The range of adventure in Uganda is wide and hair-raising. Activities include game viewing, fishing trips, water fall cruises, silverback gorilla safari treks, white water rafting, African rainforest camping, chimp trekking and swamp walking. So having two days off to enjoy the country, of course I, chose the sedate activity of cruising down the Nile.
Day one was spent travelling 2 hours outside of Kampala to the River Nile. The car journey showed the poorer side of the country. Ramshackle corrugated iron huts, wooden roadside stalls, dusty dry hot roads, the toil of the land by both men and women, churches, mosques, kingdom halls, produce and groceries sold at roundabouts, all juxtaposed to make a buzzing, thriving, happy roadside community.
We arrived at the Jinja Nile Resort late afternoon, and enjoyed a drink and pizza in the treetop wooden bar house, overlooking the cross-section of the Nile and Lake Victoria. The menu of English breakfast, pizza and beer options mingled with really loud European dance music and Rihanna hits isn't what one expects as culinary and audio delights that accompany this experience. At a sight this majestic, surely tourists would prefer a wider variety of food options- at least a healthy salad to be at one with nature. Music could be authentic to Africa or classical, but European chart remixes really spoilt the nature and wildlife's ambience.
We instead focused to our left, from where we could hear regular screams of jubilation as bungee jumpers threw themselves off the sky-high platform overlooking one of the greatest sights in the world.
The sunset Nile cruise was everything you imagine. An experience where you could practically hear David Attenborough describe the fascinating range of squawking, multi coloured birds that inhabited all the trees lining the river. Mini mangroves acted as giant speakers, as we sailed past their choir of crickets chirping and wildlife anthems. A variety of exotic water birds, akin to skinny meerkats, dipped their necks in and out of the river, surrounding our boat as if giving us nature's most beautiful escort along the Nile. Randomly scattered troupes of monkeys scurried around in the trees as we filmed them.

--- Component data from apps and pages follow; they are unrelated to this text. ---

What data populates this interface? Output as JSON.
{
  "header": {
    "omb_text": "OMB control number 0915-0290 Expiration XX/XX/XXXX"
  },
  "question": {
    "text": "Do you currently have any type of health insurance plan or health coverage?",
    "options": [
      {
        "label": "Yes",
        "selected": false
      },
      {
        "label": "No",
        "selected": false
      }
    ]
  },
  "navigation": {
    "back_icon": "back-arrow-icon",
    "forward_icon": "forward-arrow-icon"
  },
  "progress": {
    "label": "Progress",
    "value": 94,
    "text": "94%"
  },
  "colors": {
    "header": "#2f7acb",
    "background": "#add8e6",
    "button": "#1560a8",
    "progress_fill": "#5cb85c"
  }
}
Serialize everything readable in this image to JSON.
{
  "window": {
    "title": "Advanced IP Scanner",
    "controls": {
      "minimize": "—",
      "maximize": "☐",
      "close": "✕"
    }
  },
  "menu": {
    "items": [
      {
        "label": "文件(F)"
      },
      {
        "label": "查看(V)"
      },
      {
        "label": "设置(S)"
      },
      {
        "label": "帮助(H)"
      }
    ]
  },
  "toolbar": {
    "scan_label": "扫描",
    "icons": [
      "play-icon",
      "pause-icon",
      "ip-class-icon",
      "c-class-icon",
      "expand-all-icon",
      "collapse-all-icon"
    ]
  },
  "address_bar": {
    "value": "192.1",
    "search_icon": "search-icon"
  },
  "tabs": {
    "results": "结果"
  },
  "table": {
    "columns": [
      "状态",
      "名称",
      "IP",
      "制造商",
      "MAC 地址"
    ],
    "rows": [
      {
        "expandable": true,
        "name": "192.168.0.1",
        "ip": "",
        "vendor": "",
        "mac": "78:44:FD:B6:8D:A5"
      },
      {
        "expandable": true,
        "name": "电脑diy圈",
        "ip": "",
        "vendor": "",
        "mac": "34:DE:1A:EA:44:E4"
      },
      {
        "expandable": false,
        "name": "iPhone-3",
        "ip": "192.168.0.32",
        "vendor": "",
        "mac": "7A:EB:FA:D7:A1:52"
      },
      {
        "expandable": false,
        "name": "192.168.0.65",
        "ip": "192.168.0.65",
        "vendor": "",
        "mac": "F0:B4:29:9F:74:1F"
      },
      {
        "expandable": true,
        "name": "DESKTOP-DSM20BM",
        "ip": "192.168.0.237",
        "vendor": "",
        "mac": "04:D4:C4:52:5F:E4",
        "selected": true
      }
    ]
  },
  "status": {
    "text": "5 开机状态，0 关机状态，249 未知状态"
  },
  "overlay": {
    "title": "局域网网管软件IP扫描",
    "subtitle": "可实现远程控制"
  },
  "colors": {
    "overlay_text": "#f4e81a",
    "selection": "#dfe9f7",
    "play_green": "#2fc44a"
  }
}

Suddenly, we spotted; slap bang in the centre of the river Nile- a store. Not bankside but dead in the centre of the fast flowing water! A craft store that sold tourist knick-knacks. Jumping out of our boat to explore, we found Uganda football shirts, wooden crafts, sentimental tourist gifts and more. Proof that you can shop anywhere these days!
En route back home to Kampala, a local suggested we stop off at the Mabira Rainforest Lodge, off the main highway between Kampala and Jinja. He had described it as a dwelling like a village in the forest. Not expecting much, we peered with trepidation into the dark night, as our van took us deeper into a dark, quiet, wild forest. Suddenly, once again, we were surprised to find a grand surprise!. A huge, colonial style, tree house hotel -restaurant -bar, which was quiet, tranquil and akin to an oasis in the centre of wilderness. The formal waitress served us from an adventurous menu. We didn't want to spoil the reputation of the safe, boing Brit, so tried the cream of beetroot soup and pots of spiced tea, as we talked late into the night. As the whole venue is open air it's very easy to watch the endless parade of butterflies, birds, monkeys pass by. The forest itself is gorgeous: lush and dense and packed with all of the creatures you'd want to see. A magical end to a magical day.
The next day we checked out the hotel facilities at the very opulent Serena Kampala. After a tour that showed us just why this hotel is said to be the best in the city, (with its bar that stays open until the last guest is ready to leave, U shaped bedroom suites, a pool that's straight out of a tropical holiday brochure and the biggest and best gym/dance studio ever seen in any hotel globally), we fancied a deep tissue massage.
The spa is a lush Moroccan themed oasis that's tranquil and up to date with the latest treatments, which are sold, at extremely reasonable rates. Each spa room is named after a flower like lavender, lilac, mimosa, rose. I was led to my private room aptly named jasmine. My masseuse Hanifa, really had the strongest most inquisitive hands I'd ever experienced. The heated pillow was out of this world too. Every single muscle in my body was given its due and proper attention leaving me a blissful, jellylike splodge on the heated massage table at the end.
The brunch was as decadent as its surroundings with fresh cuts of lamb, fish, beef, a turkey roast and the most delicately, tender spiced minute steak. Whilst our taste buds were kept happy with the feast like spread, our aural senses were treated to an in-house band, which performed soothing African covers and made the whole experience just perfect. Guests seemed a mix of high-end families, movers and shakers as well as businessmen and loved up couples. The classic location for a vacation or business!
For now, Uganda remains a best-kept secret for western vacationers. But I predict, not for much longer!